Philosophy: Logic and Ethics
This specialization is open for BBE students from the winter term 2020/21 onwards.
a. What are the main topics of the specialization Philosophy: Logic and Ethics?
In course I we will at first look at different conceptions of “confirmation” in the 20th century and the various questions and problems, which arise, if principles such as “verifiability” and “falsifiability” are applied. We will read and discuss Rudolf Carnap's account of a „prognosis“, as singular sentence inferred from a hypothesis, Logical Empiricists’ understanding of evidence and verifiability, Karl Popper’s original conception of falsifiability and his later as well as Imre Lakatos' view of falsification and of the infamous problem of „the empirical basis“. A brief overview of 21st century accounts in the philosophy of science will be provided at the end of part one of this course: Bas van Fraassen‘s „constructive empiricism“ and accounts in the tradition of Peter Lipton‘s „instrumentalism“.
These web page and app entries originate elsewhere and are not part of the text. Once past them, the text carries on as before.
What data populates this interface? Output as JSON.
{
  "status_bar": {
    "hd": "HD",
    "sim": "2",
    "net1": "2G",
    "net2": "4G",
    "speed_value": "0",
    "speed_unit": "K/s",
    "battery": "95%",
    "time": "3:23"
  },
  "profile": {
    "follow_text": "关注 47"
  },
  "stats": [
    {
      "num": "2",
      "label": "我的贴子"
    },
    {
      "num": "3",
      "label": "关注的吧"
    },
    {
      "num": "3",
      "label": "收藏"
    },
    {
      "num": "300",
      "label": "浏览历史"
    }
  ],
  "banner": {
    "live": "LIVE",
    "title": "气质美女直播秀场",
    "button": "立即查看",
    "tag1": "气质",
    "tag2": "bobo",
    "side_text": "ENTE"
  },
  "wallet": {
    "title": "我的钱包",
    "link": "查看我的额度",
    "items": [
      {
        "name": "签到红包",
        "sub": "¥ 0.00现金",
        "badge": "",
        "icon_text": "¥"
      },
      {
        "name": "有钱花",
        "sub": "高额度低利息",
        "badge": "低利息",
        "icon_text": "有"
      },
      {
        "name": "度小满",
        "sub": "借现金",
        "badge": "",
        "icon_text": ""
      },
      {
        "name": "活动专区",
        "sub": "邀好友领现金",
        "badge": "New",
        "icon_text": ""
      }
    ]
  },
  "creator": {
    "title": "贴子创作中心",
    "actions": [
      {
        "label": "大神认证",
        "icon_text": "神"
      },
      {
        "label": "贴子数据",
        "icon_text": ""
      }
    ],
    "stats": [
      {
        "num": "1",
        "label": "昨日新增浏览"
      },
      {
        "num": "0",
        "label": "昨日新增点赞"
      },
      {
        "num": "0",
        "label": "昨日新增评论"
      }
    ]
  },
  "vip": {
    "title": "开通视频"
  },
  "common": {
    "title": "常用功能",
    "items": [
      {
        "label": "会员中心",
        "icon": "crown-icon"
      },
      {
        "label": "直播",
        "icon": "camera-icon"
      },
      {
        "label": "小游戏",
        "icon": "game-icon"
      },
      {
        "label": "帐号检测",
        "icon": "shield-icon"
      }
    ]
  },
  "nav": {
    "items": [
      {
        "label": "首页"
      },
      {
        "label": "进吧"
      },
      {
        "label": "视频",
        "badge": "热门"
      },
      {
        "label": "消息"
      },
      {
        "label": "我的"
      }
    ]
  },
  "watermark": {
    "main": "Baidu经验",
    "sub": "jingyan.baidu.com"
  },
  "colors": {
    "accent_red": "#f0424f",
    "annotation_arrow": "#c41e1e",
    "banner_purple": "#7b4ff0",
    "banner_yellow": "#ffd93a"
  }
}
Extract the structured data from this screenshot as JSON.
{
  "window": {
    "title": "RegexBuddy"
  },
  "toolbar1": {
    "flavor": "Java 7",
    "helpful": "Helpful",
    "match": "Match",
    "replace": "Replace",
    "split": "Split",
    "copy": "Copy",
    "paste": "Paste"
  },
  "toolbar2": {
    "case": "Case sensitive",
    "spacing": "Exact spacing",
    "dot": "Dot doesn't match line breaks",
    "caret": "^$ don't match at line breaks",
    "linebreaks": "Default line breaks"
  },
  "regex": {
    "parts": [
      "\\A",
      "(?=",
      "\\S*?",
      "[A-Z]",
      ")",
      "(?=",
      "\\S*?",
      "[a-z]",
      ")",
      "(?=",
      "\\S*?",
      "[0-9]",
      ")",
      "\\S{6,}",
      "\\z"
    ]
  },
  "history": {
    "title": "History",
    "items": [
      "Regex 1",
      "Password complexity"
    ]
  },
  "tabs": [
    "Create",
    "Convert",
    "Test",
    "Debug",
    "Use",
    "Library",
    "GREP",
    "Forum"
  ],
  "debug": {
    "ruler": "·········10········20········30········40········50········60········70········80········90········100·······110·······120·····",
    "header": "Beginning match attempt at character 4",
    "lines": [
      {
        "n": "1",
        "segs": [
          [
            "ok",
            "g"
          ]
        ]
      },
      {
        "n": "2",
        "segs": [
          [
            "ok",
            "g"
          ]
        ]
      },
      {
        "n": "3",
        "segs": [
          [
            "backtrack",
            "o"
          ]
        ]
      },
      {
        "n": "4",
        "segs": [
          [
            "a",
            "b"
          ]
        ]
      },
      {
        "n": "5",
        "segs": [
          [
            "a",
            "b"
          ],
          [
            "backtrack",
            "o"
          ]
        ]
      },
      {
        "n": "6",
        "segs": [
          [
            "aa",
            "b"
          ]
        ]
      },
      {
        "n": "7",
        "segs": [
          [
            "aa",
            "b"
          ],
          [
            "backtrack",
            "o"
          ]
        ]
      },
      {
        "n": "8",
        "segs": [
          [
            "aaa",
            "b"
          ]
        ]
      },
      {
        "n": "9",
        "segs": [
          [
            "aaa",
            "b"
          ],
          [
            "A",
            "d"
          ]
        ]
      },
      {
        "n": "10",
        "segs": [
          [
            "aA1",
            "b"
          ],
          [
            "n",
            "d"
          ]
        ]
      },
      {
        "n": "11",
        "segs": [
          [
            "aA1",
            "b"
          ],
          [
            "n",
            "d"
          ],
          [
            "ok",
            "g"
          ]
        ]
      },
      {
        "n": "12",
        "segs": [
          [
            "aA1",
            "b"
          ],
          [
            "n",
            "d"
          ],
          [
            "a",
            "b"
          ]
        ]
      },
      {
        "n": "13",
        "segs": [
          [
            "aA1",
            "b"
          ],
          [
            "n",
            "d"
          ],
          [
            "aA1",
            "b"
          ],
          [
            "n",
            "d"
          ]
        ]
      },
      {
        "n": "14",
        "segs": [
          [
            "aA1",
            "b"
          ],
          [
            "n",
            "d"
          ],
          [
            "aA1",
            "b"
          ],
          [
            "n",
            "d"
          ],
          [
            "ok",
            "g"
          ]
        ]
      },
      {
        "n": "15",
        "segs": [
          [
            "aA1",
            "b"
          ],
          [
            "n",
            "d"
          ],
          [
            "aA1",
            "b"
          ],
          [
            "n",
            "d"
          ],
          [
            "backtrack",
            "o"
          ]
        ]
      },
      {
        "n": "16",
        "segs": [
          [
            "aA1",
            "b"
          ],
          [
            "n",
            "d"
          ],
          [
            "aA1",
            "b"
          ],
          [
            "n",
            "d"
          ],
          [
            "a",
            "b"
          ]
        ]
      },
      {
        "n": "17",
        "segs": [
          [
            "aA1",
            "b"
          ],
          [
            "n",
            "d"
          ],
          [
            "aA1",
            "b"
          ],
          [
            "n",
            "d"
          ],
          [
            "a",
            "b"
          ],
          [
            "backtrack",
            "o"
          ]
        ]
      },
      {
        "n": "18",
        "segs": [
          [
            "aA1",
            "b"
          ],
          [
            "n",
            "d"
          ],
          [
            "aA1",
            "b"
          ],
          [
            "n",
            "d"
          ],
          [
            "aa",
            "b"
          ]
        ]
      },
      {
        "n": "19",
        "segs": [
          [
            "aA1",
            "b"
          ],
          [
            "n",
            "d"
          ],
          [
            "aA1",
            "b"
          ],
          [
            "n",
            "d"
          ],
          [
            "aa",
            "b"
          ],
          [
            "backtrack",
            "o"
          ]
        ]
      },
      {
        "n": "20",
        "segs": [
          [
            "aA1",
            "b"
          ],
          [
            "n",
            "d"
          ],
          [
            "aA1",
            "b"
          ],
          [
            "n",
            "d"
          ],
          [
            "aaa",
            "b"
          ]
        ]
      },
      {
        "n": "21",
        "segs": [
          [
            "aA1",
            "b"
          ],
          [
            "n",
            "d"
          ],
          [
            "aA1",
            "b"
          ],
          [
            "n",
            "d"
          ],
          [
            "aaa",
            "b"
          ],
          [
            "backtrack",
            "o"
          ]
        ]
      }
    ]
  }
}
The second part of this course will be concerned with “applied philosophy of science”. „How are ‘cause’, ‘laws’, ‘explanation’, ‘prognosis’, ‘confirmation understood in the science of economics?”, i.e. is and should economics be a science which formulates laws, uses the concept of cause, should invoke verifiability or falsifiability as method of confirmation or instrumentalism and operationalism as alternative?
Course II offers an introduction into moral philosophy. It is designed around objections to the possibility of justifying criteria of moral action. We will begin with Aristotle’s “Nicomachean Ethics”, move on to Immanuel Kant’s “Groundwork of the Metaphysics of Morals”, and will then look at John Stuart Mill’s criticism of Kant’s approach in “Utilitarianism” and his own reasoning for what could count as acting morally right. The questions we will pursue will be: (1) Can eudaimonia, i.e. “well being”, be regarded as final end of all our actions? (2) Does Aristotle’s reference to human nature – as foundation of “what one ought to do” involve a circular justification of moral principles? (3) Is it possible to deduce criteria for assessing the rightness of an action from the formulae of the categorical imperative alone? (4) Is the ide of the “greatest happiness of the greatest number” a promising criterion for the construction of ethical principles? (5) Does rule- utilitarianism avoid the problems of action-utilitarianism? As in course I there will be an applied part.
b. How to get in?
Enrollment is possible in the winter terms only from winter 2020/21 on. Unlike 20 ECTS specializations, 10 ECTS specializations do not have an “access to” course to enroll in. The courses (in this case, both the courses I and II) can be chosen from a drop-down menu in LPIS (the course registration application). Please note that 10 ECTS specializations can be combined with the 10 ECTS “specialization abroad”.
c. List of the courses
This specialization consists of two courses:
Course I - Philosophy: Logic and Ethics (5 ECTS)
Course II - Philosophy: Logic and Ethics (5 ECTS)
d. Which prospects can graduates of the specialization expect upon completion?
There are specialized Master’s programs in Philosophy and Economics at leading universities in the UK (LSE, Oxford, Cambridge), Switzerland (UZH, St. Gallen), Germany (LMU Munich, Bayreuth) and other universities in Austria offer Philosophy and Economics Mater programs, too (University of Vienna, Paris-Lodron University in Salzburg for example).
For more information please contact us by email.